make smart predictions under unstable conditions.
As data-driven, real-time, AI based manufacturing solutions present clear ROI, this trend is expected to exponentially increase.
Check out this guide to help you estimate the ROI in your factory:
- Personalization: Personalized products will result in a smaller manufacturing collection and on-demand purchasing that will replace large stocks and shipments. End customers will gain more control over the process and the end result, while manufacturers learn to give audiences a chance to express their minds and needs. Companies will shift some of their production line to allow for more customization and, in turn, gain better resource management.
- Workforce optimization: Many of the above trends require talent to plan and execute these new procedures. The manufacturing industry will need to track and train people if it wants to avoid being severely understaffed. Research shows that skill gaps hinder digital transformation procedures and manufacturers’ HR teams struggle to close this gap. Remote work technologies will be used to let experts quickly train shop floor employees on needed skills, and realign them super fast to be prepared for needs that may arise.
- Nearshoring and reshoring: Lockdown and closed-borders caused huge delays in shipments, and hence in production. Manufacturers that were highly dependent on overseas inventory shipping suffered more. Manufacturers will therefore tend to choose to overcome several supply chain challenges and risks by bringing the production line closer. In July, 69% of US manufacturers were actively looking into reshoring options. Manufacturers’ production and distribution procedures will adjust accordingly, and the result will free companies from their dependency on distant inventory and offer better control and stability.

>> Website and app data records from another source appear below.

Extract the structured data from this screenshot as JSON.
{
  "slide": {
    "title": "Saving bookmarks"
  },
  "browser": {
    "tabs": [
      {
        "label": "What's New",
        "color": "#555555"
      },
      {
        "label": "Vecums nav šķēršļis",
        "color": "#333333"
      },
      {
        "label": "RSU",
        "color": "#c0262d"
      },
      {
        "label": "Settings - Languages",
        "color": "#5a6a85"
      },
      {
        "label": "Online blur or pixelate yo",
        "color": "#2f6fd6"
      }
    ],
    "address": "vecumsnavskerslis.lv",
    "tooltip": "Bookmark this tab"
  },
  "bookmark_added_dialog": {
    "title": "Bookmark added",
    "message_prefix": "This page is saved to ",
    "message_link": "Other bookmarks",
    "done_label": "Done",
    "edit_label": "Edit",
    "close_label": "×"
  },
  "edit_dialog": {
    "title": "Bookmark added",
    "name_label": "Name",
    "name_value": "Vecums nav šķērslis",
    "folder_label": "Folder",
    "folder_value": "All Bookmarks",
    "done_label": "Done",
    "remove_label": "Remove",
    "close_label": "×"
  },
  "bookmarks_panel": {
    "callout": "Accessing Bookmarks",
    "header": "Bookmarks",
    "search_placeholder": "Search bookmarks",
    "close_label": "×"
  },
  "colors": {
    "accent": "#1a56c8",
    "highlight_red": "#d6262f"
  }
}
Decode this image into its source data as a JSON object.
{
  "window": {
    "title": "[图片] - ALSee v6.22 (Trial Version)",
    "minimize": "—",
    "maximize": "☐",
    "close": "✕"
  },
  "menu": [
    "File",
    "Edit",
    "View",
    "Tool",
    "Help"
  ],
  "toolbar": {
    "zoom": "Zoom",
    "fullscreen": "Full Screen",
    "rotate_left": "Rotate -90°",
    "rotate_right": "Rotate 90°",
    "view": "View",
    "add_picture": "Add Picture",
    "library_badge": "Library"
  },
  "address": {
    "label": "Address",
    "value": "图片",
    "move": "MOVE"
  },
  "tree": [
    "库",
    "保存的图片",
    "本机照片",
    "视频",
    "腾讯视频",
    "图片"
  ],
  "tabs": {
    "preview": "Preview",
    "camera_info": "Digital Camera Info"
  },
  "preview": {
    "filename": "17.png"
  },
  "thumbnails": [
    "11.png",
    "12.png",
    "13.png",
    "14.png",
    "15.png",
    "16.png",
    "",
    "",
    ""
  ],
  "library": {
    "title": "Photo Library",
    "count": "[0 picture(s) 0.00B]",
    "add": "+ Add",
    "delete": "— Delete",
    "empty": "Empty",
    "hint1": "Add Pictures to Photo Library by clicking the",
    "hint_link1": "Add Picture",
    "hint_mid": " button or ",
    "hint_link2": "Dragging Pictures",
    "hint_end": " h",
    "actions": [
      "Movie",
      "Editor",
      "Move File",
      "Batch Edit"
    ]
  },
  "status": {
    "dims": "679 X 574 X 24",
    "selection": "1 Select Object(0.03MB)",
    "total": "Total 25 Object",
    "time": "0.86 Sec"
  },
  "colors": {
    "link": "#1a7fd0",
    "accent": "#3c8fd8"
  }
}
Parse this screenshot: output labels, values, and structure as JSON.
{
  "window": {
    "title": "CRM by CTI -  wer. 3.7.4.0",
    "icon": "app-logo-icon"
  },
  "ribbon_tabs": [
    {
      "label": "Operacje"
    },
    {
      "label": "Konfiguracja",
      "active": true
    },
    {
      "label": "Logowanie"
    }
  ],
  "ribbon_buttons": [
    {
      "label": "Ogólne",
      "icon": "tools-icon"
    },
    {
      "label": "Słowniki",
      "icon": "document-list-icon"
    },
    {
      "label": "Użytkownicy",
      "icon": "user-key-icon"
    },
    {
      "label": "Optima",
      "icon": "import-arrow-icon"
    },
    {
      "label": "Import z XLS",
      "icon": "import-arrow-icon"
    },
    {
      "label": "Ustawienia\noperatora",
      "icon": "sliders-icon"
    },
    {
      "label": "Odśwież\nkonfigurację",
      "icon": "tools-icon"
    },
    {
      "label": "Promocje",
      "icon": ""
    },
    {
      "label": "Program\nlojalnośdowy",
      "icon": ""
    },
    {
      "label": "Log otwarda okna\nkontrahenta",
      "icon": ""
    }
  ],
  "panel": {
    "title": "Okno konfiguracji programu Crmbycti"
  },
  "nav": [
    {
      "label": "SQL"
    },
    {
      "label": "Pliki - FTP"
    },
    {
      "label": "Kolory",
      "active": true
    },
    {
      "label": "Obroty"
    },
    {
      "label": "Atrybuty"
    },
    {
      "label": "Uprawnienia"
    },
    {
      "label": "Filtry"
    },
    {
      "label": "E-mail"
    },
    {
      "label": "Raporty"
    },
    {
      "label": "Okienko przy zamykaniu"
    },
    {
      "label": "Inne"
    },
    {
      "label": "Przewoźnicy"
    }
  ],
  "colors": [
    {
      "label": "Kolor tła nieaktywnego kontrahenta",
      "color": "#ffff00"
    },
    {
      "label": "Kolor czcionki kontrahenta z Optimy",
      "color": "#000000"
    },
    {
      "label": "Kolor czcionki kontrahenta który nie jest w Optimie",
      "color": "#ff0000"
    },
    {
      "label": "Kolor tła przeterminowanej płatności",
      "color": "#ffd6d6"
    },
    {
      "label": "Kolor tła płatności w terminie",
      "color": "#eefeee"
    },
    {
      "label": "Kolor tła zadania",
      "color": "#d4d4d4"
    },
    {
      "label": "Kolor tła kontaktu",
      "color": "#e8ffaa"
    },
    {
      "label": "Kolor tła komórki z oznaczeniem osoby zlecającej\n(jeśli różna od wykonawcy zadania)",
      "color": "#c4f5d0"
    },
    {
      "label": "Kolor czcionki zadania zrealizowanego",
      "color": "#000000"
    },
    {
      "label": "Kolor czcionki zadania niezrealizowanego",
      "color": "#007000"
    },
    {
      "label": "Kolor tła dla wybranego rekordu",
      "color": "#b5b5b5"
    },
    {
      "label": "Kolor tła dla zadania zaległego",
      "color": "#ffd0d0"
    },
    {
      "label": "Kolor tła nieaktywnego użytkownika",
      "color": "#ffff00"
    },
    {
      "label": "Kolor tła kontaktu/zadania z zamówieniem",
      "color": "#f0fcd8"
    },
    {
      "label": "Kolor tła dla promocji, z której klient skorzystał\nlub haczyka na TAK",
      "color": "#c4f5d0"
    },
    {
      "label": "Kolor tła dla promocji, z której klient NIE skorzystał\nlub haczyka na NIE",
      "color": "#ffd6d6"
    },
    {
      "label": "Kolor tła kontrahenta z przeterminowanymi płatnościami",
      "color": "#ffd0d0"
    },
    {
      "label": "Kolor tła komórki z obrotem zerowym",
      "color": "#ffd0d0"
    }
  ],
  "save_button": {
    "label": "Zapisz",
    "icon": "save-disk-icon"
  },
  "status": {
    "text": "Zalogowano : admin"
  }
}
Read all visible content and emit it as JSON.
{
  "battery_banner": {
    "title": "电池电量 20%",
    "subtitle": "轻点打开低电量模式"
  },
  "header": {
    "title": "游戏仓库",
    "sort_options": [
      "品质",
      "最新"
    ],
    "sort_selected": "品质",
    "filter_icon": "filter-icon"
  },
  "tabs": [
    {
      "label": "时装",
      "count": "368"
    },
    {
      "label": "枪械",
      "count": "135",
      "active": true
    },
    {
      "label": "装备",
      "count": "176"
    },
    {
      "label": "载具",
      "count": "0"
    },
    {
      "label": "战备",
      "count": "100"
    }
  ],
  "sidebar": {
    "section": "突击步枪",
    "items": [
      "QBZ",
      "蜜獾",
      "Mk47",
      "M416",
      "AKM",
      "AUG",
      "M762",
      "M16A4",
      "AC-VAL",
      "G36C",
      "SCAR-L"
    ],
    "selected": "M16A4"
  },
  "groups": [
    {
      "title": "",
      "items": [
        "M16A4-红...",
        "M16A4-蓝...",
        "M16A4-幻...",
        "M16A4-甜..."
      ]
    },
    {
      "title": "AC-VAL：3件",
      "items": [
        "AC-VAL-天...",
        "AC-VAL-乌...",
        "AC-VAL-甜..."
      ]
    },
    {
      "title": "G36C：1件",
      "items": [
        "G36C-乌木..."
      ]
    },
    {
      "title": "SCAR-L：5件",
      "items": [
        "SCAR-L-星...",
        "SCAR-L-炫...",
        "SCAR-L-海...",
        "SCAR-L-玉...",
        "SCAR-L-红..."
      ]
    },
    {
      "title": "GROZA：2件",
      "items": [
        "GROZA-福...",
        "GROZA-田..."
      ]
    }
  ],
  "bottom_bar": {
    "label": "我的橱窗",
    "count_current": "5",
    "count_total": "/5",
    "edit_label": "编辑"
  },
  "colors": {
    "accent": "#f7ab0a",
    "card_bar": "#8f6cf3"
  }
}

- 5G technology: This leap forward, that has already started, is expected to boost efficiency across the board, IIoT devices will deliver reduced latency, data centers will operate smoothly, AI solutions will have a bigger data capacity, and more. Just think of manufacturing – cobots that are highly dependent on zero latency. 5G technology and infrastructure are still being implemented in many regions, and in 2021, we’ll begin to see the impact of these technologies.
In 2019, we concluded the annual post by saying that changes in manufacturing take time. This year, we’ve had the opportunity to experience accelerated shifts that made room for new and exciting technology solutions.
Sure, these weren’t ideal circumstances, and the industry also dealt with significant setbacks, but the silver lining will be evident in many areas of the industrial world.
Here’s to a healthy, innovative 2021 and the many blessings it may bring us all.